3. Practice the rapid release strategy. Any company can reduce their selling time by 90% and improve their sales yield by only focusing on customers that are ready to buy. Many prospects say yes to a company and then never respond to complete the sale. These people should be contacted a few more times and then put back into the marketing funnel. Sales people waste a lot of time “hoping” these “closed” prospects will contact them and get started. They get stuck here and stop looking for new prospects to meet their sales targets. If they have not heard from the prospects after several calls or contacts, they need to be let go and move on.

How does your company improve its sales yield?

Anxious Businessman Looking at Office Clock


6 Surefire Signs Your Brand Needs an Overhaul

The process of rebranding can be exciting and beneficial to a small business. “It can be equated to coming out at a debutante ball, energizing the market and even reenergizing your employees,” says Maria Ross, owner of Red Slice, a branding consultancy in the San Francisco Bay Area.

But when should you rebrand? Every few months? Every few years? Never? According to Ross, it really depends on the strength your brand has already.

“The Nike Swoosh has no reason to change because there is so much meaning behind it,” she says. “I only recommend rebranding if one of six criteria are met.”

 #1: Your colors are from the '80s

Your neon-green-mixed-with-Halloween-orange color motif was hot in 1986; now it looks old and tired. Time for a change.

#2: Your target is a new customer

If you launched your clothing boutique with female-only fashions, but have since added items for men and children, it might be time to change your flowery signage and messaging.

#3: Your prices have changed

“Let's say you are a tech company that started out offering a cheap tool,” poses Ross. “But now you have expanded to offer a strategic solution suite. Your prices have definitely gone up and your brand, including your messaging, should reflect that change.”

#4: Your brand is turning off your target customer

Take a look at your client base. Are you attracting the right kind of customer?

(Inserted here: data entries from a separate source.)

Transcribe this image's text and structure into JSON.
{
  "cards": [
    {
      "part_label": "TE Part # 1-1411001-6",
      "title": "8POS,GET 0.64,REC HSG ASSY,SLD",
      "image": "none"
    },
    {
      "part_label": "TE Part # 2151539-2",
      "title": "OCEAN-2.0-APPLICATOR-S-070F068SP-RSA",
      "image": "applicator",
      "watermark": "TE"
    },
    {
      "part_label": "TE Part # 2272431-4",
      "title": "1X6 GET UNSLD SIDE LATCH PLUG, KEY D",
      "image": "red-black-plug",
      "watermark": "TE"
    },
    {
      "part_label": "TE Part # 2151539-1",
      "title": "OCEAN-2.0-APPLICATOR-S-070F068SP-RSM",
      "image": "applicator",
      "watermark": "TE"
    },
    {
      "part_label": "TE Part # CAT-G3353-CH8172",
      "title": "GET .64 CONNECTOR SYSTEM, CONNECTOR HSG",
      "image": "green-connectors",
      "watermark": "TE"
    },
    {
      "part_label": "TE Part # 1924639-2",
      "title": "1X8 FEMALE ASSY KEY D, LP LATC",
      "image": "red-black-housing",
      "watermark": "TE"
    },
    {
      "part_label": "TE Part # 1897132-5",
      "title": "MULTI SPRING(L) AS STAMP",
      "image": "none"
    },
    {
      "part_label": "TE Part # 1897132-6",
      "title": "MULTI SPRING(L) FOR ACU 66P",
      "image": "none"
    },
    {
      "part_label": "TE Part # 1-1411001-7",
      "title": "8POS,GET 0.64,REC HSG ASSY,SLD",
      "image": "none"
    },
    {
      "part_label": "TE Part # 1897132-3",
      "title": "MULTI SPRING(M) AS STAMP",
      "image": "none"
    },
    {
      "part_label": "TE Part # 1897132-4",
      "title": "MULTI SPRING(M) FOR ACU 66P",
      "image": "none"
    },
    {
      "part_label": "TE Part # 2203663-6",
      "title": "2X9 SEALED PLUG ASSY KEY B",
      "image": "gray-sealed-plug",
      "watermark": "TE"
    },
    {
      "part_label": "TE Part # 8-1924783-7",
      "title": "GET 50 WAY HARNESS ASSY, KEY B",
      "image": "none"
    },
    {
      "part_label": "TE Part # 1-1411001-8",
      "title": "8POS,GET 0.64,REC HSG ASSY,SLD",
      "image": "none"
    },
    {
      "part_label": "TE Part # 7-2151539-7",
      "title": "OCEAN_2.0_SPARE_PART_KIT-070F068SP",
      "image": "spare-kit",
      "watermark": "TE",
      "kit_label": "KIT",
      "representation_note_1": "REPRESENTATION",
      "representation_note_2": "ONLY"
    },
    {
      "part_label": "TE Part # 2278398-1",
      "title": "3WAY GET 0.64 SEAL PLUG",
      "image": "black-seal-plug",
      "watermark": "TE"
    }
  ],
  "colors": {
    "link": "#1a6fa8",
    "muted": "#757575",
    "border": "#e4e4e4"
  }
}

If not, it might be time to rebrand.

“If you are getting inquiries from people who can’t afford your product, it is a sign that you are attracting the wrong audience and you may need to tweak that,” Ross says.

One big culprit: Your website. “If you are trying to be a luxury brand and attract a high-end customer, but you hired a cheap designer to do your site, it will never work,” she says. “You need to hire someone excellent to make your brand look luxe for you to bring in that right client.”

#5: Your competition has changed

When you launched, you were the hottest company on the block. But that was 20 years ago. Now that there are 10 other businesses that look just like you, and it’s time to rebrand and define your differentiation in the marketplace.

#6: You merged with another business

“Try to create a new brand identity that is representative of your two companies,” recommends Ross. “Rethink your look and feel.” 

Developing a Brand


Work Your Biz Wednesday: 5 Ms Of Marketing

Remember the 5 Ms of marketing to help run your small business! The Small Biz Lady, Melinda Emerson, breaks it down for you in this week's Work Your Biz Wednesday.


Mondays with Mike: Easy Advertising

Consultant and author of "The Pumpkin Plan," Mike Michalowicz, offers easy advertising ideas for small businesses.




 
Nextiva Logo

phone-icon(800) 799-0600 Sales phone-icon(800) 285-7995 Support
Nextiva is the leader in Business VoIP Services. Copyright 2014 Nextiva, All Rights Reserved,
Terms and Conditions, Privacy Policy, Sitemap